• **WHAT NEEDS TO BE DONE**
Beneath this task is a listing; retype all of it exactly.

• **RECORDS FOR THE TASK**

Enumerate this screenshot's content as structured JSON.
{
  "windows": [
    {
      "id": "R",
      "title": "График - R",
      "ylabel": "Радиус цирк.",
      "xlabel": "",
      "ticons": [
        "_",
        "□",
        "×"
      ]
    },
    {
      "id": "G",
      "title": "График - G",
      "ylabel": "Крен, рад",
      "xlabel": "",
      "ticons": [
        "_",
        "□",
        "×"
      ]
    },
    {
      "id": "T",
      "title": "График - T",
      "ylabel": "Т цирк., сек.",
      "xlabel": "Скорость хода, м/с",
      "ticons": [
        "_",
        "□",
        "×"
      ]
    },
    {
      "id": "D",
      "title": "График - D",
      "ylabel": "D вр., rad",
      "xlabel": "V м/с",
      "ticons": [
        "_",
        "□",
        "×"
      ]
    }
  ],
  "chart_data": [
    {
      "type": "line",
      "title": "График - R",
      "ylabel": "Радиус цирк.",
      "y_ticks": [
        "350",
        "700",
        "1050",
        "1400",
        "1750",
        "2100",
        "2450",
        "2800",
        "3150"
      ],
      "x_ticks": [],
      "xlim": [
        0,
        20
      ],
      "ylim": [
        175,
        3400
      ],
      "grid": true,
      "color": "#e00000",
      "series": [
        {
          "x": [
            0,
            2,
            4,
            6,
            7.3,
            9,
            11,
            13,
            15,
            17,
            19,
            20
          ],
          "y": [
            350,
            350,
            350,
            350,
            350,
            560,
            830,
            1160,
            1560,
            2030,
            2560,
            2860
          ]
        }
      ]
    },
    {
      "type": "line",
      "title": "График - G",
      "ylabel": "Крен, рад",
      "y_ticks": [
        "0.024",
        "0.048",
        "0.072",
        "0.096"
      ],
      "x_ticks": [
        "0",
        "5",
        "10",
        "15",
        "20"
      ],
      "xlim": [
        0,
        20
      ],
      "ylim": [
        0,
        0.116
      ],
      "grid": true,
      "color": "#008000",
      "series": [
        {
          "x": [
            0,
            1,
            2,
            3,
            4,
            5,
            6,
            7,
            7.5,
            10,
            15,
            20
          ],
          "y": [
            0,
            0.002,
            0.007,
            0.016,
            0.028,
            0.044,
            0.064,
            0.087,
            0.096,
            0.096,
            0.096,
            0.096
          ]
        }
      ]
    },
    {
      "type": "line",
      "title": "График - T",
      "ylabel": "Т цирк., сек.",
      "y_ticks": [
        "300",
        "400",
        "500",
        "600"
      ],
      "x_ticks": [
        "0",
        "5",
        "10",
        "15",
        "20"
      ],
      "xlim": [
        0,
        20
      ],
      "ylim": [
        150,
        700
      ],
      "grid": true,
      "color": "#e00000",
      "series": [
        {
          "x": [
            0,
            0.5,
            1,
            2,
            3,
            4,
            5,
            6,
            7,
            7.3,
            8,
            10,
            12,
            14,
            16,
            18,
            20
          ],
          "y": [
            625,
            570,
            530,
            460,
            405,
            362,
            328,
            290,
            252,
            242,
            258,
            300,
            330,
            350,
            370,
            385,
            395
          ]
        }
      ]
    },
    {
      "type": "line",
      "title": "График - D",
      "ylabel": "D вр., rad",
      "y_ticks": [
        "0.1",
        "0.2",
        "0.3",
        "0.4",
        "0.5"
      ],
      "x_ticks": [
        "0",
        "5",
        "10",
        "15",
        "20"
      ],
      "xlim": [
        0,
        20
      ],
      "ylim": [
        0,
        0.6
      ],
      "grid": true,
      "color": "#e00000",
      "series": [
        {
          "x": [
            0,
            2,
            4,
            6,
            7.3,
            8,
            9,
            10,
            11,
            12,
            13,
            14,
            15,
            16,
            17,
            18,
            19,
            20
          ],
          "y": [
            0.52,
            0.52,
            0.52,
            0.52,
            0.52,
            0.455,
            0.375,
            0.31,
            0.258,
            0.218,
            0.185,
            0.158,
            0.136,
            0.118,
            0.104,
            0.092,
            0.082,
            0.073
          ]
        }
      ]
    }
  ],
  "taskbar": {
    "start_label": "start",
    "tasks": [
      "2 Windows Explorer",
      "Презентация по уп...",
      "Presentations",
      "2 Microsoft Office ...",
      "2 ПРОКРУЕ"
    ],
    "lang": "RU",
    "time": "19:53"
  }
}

• **RESULT**
Enumerate this screenshot's content as structured JSON.
{
  "windows": [
    {
      "id": "R",
      "title": "График - R",
      "ylabel": "Радиус цирк.",
      "xlabel": "",
      "ticons": [
        "_",
        "□",
        "×"
      ]
    },
    {
      "id": "G",
      "title": "График - G",
      "ylabel": "Крен, рад",
      "xlabel": "",
      "ticons": [
        "_",
        "□",
        "×"
      ]
    },
    {
      "id": "T",
      "title": "График - T",
      "ylabel": "Т цирк., сек.",
      "xlabel": "Скорость хода, м/с",
      "ticons": [
        "_",
        "□",
        "×"
      ]
    },
    {
      "id": "D",
      "title": "График - D",
      "ylabel": "D вр., rad",
      "xlabel": "V м/с",
      "ticons": [
        "_",
        "□",
        "×"
      ]
    }
  ],
  "chart_data": [
    {
      "type": "line",
      "title": "График - R",
      "ylabel": "Радиус цирк.",
      "y_ticks": [
        "350",
        "700",
        "1050",
        "1400",
        "1750",
        "2100",
        "2450",
        "2800",
        "3150"
      ],
      "x_ticks": [],
      "xlim": [
        0,
        20
      ],
      "ylim": [
        175,
        3400
      ],
      "grid": true,
      "color": "#e00000",
      "series": [
        {
          "x": [
            0,
            2,
            4,
            6,
            7.3,
            9,
            11,
            13,
            15,
            17,
            19,
            20
          ],
          "y": [
            350,
            350,
            350,
            350,
            350,
            560,
            830,
            1160,
            1560,
            2030,
            2560,
            2860
          ]
        }
      ]
    },
    {
      "type": "line",
      "title": "График - G",
      "ylabel": "Крен, рад",
      "y_ticks": [
        "0.024",
        "0.048",
        "0.072",
        "0.096"
      ],
      "x_ticks": [
        "0",
        "5",
        "10",
        "15",
        "20"
      ],
      "xlim": [
        0,
        20
      ],
      "ylim": [
        0,
        0.116
      ],
      "grid": true,
      "color": "#008000",
      "series": [
        {
          "x": [
            0,
            1,
            2,
            3,
            4,
            5,
            6,
            7,
            7.5,
            10,
            15,
            20
          ],
          "y": [
            0,
            0.002,
            0.007,
            0.016,
            0.028,
            0.044,
            0.064,
            0.087,
            0.096,
            0.096,
            0.096,
            0.096
          ]
        }
      ]
    },
    {
      "type": "line",
      "title": "График - T",
      "ylabel": "Т цирк., сек.",
      "y_ticks": [
        "300",
        "400",
        "500",
        "600"
      ],
      "x_ticks": [
        "0",
        "5",
        "10",
        "15",
        "20"
      ],
      "xlim": [
        0,
        20
      ],
      "ylim": [
        150,
        700
      ],
      "grid": true,
      "color": "#e00000",
      "series": [
        {
          "x": [
            0,
            0.5,
            1,
            2,
            3,
            4,
            5,
            6,
            7,
            7.3,
            8,
            10,
            12,
            14,
            16,
            18,
            20
          ],
          "y": [
            625,
            570,
            530,
            460,
            405,
            362,
            328,
            290,
            252,
            242,
            258,
            300,
            330,
            350,
            370,
            385,
            395
          ]
        }
      ]
    },
    {
      "type": "line",
      "title": "График - D",
      "ylabel": "D вр., rad",
      "y_ticks": [
        "0.1",
        "0.2",
        "0.3",
        "0.4",
        "0.5"
      ],
      "x_ticks": [
        "0",
        "5",
        "10",
        "15",
        "20"
      ],
      "xlim": [
        0,
        20
      ],
      "ylim": [
        0,
        0.6
      ],
      "grid": true,
      "color": "#e00000",
      "series": [
        {
          "x": [
            0,
            2,
            4,
            6,
            7.3,
            8,
            9,
            10,
            11,
            12,
            13,
            14,
            15,
            16,
            17,
            18,
            19,
            20
          ],
          "y": [
            0.52,
            0.52,
            0.52,
            0.52,
            0.52,
            0.455,
            0.375,
            0.31,
            0.258,
            0.218,
            0.185,
            0.158,
            0.136,
            0.118,
            0.104,
            0.092,
            0.082,
            0.073
          ]
        }
      ]
    }
  ],
  "taskbar": {
    "start_label": "start",
    "tasks": [
      "2 Windows Explorer",
      "Презентация по уп...",
      "Presentations",
      "2 Microsoft Office ...",
      "2 ПРОКРУЕ"
    ],
    "lang": "RU",
    "time": "19:53"
  }
}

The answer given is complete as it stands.